Exercise goal:
Be exact. Print each record as it stands.

Recorded information:
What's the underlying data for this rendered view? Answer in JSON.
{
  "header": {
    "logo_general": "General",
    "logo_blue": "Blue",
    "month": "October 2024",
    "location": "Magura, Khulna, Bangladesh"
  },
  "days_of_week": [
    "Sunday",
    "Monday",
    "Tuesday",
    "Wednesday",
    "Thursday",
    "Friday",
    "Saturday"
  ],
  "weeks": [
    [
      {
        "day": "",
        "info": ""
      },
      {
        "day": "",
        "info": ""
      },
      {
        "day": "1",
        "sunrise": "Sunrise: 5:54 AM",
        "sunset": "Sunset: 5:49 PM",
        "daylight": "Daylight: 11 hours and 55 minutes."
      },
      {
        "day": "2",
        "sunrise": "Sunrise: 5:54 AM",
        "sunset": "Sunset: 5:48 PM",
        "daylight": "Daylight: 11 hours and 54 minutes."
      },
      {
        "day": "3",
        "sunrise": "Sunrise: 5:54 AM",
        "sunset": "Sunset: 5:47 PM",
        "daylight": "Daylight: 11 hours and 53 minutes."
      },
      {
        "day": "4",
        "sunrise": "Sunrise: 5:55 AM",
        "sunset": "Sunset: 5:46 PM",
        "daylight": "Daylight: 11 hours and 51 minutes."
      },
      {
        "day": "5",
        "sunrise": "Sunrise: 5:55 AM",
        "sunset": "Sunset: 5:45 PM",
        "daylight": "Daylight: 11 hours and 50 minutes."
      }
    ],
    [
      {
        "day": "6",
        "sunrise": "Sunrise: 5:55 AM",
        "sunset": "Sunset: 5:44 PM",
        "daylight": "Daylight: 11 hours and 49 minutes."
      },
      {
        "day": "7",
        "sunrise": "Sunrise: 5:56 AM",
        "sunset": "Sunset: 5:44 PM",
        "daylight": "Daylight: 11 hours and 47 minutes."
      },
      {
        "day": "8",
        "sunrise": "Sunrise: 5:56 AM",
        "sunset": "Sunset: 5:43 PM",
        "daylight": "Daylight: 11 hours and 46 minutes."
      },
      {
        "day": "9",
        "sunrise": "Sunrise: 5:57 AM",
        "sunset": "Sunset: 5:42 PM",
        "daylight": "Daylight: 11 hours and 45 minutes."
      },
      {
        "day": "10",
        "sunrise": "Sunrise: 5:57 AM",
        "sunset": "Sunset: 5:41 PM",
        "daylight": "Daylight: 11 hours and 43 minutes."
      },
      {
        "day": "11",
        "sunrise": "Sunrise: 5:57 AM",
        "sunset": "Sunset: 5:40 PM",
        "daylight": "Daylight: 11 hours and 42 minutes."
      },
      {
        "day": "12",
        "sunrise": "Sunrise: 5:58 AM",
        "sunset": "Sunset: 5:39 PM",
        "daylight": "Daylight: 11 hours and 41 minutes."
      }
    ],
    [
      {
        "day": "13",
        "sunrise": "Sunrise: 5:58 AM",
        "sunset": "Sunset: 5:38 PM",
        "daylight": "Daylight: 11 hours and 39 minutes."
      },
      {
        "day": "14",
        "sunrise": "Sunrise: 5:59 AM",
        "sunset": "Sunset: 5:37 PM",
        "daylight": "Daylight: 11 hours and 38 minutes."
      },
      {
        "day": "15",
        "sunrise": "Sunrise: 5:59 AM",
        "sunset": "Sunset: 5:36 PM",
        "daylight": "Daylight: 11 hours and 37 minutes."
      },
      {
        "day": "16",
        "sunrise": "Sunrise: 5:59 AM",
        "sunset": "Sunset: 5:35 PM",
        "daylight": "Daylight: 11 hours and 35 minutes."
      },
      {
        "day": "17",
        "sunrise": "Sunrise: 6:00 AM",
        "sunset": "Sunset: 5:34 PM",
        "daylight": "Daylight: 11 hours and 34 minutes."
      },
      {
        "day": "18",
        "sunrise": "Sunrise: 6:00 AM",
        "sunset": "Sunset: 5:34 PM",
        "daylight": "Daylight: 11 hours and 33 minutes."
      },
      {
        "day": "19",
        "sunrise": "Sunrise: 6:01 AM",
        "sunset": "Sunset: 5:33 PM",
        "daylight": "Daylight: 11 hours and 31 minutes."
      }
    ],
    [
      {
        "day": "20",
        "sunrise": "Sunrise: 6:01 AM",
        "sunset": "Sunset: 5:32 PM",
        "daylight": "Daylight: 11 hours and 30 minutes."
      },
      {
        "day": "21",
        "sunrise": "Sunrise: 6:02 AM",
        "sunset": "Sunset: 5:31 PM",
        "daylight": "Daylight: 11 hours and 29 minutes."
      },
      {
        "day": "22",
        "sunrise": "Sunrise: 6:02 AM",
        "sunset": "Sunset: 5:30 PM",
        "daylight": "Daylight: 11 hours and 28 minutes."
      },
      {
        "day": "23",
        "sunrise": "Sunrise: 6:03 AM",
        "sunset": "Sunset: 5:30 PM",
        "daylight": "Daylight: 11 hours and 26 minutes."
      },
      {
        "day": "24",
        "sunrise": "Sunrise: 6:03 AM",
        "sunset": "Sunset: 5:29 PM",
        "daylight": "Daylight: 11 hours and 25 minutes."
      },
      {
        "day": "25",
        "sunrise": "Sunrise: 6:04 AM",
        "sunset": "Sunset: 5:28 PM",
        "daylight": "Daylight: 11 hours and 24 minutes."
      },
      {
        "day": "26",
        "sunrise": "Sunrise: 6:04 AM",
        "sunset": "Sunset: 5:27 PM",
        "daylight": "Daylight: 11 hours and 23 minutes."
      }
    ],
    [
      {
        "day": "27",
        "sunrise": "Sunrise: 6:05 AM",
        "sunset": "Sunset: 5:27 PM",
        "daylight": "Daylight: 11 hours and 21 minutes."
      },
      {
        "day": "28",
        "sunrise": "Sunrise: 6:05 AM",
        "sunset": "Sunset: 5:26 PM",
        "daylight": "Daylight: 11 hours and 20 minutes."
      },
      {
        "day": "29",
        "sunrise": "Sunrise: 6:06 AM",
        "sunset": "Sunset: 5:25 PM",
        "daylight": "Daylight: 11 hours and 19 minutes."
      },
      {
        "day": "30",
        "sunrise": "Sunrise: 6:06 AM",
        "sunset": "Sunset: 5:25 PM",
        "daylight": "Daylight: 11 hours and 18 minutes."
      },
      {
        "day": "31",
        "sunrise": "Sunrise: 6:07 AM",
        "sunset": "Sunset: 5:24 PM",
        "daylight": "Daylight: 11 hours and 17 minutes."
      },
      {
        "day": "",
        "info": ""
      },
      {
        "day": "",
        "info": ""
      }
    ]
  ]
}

Output for this task:
What's the underlying data for this rendered view? Answer in JSON.
{
  "header": {
    "logo_general": "General",
    "logo_blue": "Blue",
    "month": "October 2024",
    "location": "Magura, Khulna, Bangladesh"
  },
  "days_of_week": [
    "Sunday",
    "Monday",
    "Tuesday",
    "Wednesday",
    "Thursday",
    "Friday",
    "Saturday"
  ],
  "weeks": [
    [
      {
        "day": "",
        "info": ""
      },
      {
        "day": "",
        "info": ""
      },
      {
        "day": "1",
        "sunrise": "Sunrise: 5:54 AM",
        "sunset": "Sunset: 5:49 PM",
        "daylight": "Daylight: 11 hours and 55 minutes."
      },
      {
        "day": "2",
        "sunrise": "Sunrise: 5:54 AM",
        "sunset": "Sunset: 5:48 PM",
        "daylight": "Daylight: 11 hours and 54 minutes."
      },
      {
        "day": "3",
        "sunrise": "Sunrise: 5:54 AM",
        "sunset": "Sunset: 5:47 PM",
        "daylight": "Daylight: 11 hours and 53 minutes."
      },
      {
        "day": "4",
        "sunrise": "Sunrise: 5:55 AM",
        "sunset": "Sunset: 5:46 PM",
        "daylight": "Daylight: 11 hours and 51 minutes."
      },
      {
        "day": "5",
        "sunrise": "Sunrise: 5:55 AM",
        "sunset": "Sunset: 5:45 PM",
        "daylight": "Daylight: 11 hours and 50 minutes."
      }
    ],
    [
      {
        "day": "6",
        "sunrise": "Sunrise: 5:55 AM",
        "sunset": "Sunset: 5:44 PM",
        "daylight": "Daylight: 11 hours and 49 minutes."
      },
      {
        "day": "7",
        "sunrise": "Sunrise: 5:56 AM",
        "sunset": "Sunset: 5:44 PM",
        "daylight": "Daylight: 11 hours and 47 minutes."
      },
      {
        "day": "8",
        "sunrise": "Sunrise: 5:56 AM",
        "sunset": "Sunset: 5:43 PM",
        "daylight": "Daylight: 11 hours and 46 minutes."
      },
      {
        "day": "9",
        "sunrise": "Sunrise: 5:57 AM",
        "sunset": "Sunset: 5:42 PM",
        "daylight": "Daylight: 11 hours and 45 minutes."
      },
      {
        "day": "10",
        "sunrise": "Sunrise: 5:57 AM",
        "sunset": "Sunset: 5:41 PM",
        "daylight": "Daylight: 11 hours and 43 minutes."
      },
      {
        "day": "11",
        "sunrise": "Sunrise: 5:57 AM",
        "sunset": "Sunset: 5:40 PM",
        "daylight": "Daylight: 11 hours and 42 minutes."
      },
      {
        "day": "12",
        "sunrise": "Sunrise: 5:58 AM",
        "sunset": "Sunset: 5:39 PM",
        "daylight": "Daylight: 11 hours and 41 minutes."
      }
    ],
    [
      {
        "day": "13",
        "sunrise": "Sunrise: 5:58 AM",
        "sunset": "Sunset: 5:38 PM",
        "daylight": "Daylight: 11 hours and 39 minutes."
      },
      {
        "day": "14",
        "sunrise": "Sunrise: 5:59 AM",
        "sunset": "Sunset: 5:37 PM",
        "daylight": "Daylight: 11 hours and 38 minutes."
      },
      {
        "day": "15",
        "sunrise": "Sunrise: 5:59 AM",
        "sunset": "Sunset: 5:36 PM",
        "daylight": "Daylight: 11 hours and 37 minutes."
      },
      {
        "day": "16",
        "sunrise": "Sunrise: 5:59 AM",
        "sunset": "Sunset: 5:35 PM",
        "daylight": "Daylight: 11 hours and 35 minutes."
      },
      {
        "day": "17",
        "sunrise": "Sunrise: 6:00 AM",
        "sunset": "Sunset: 5:34 PM",
        "daylight": "Daylight: 11 hours and 34 minutes."
      },
      {
        "day": "18",
        "sunrise": "Sunrise: 6:00 AM",
        "sunset": "Sunset: 5:34 PM",
        "daylight": "Daylight: 11 hours and 33 minutes."
      },
      {
        "day": "19",
        "sunrise": "Sunrise: 6:01 AM",
        "sunset": "Sunset: 5:33 PM",
        "daylight": "Daylight: 11 hours and 31 minutes."
      }
    ],
    [
      {
        "day": "20",
        "sunrise": "Sunrise: 6:01 AM",
        "sunset": "Sunset: 5:32 PM",
        "daylight": "Daylight: 11 hours and 30 minutes."
      },
      {
        "day": "21",
        "sunrise": "Sunrise: 6:02 AM",
        "sunset": "Sunset: 5:31 PM",
        "daylight": "Daylight: 11 hours and 29 minutes."
      },
      {
        "day": "22",
        "sunrise": "Sunrise: 6:02 AM",
        "sunset": "Sunset: 5:30 PM",
        "daylight": "Daylight: 11 hours and 28 minutes."
      },
      {
        "day": "23",
        "sunrise": "Sunrise: 6:03 AM",
        "sunset": "Sunset: 5:30 PM",
        "daylight": "Daylight: 11 hours and 26 minutes."
      },
      {
        "day": "24",
        "sunrise": "Sunrise: 6:03 AM",
        "sunset": "Sunset: 5:29 PM",
        "daylight": "Daylight: 11 hours and 25 minutes."
      },
      {
        "day": "25",
        "sunrise": "Sunrise: 6:04 AM",
        "sunset": "Sunset: 5:28 PM",
        "daylight": "Daylight: 11 hours and 24 minutes."
      },
      {
        "day": "26",
        "sunrise": "Sunrise: 6:04 AM",
        "sunset": "Sunset: 5:27 PM",
        "daylight": "Daylight: 11 hours and 23 minutes."
      }
    ],
    [
      {
        "day": "27",
        "sunrise": "Sunrise: 6:05 AM",
        "sunset": "Sunset: 5:27 PM",
        "daylight": "Daylight: 11 hours and 21 minutes."
      },
      {
        "day": "28",
        "sunrise": "Sunrise: 6:05 AM",
        "sunset": "Sunset: 5:26 PM",
        "daylight": "Daylight: 11 hours and 20 minutes."
      },
      {
        "day": "29",
        "sunrise": "Sunrise: 6:06 AM",
        "sunset": "Sunset: 5:25 PM",
        "daylight": "Daylight: 11 hours and 19 minutes."
      },
      {
        "day": "30",
        "sunrise": "Sunrise: 6:06 AM",
        "sunset": "Sunset: 5:25 PM",
        "daylight": "Daylight: 11 hours and 18 minutes."
      },
      {
        "day": "31",
        "sunrise": "Sunrise: 6:07 AM",
        "sunset": "Sunset: 5:24 PM",
        "daylight": "Daylight: 11 hours and 17 minutes."
      },
      {
        "day": "",
        "info": ""
      },
      {
        "day": "",
        "info": ""
      }
    ]
  ]
}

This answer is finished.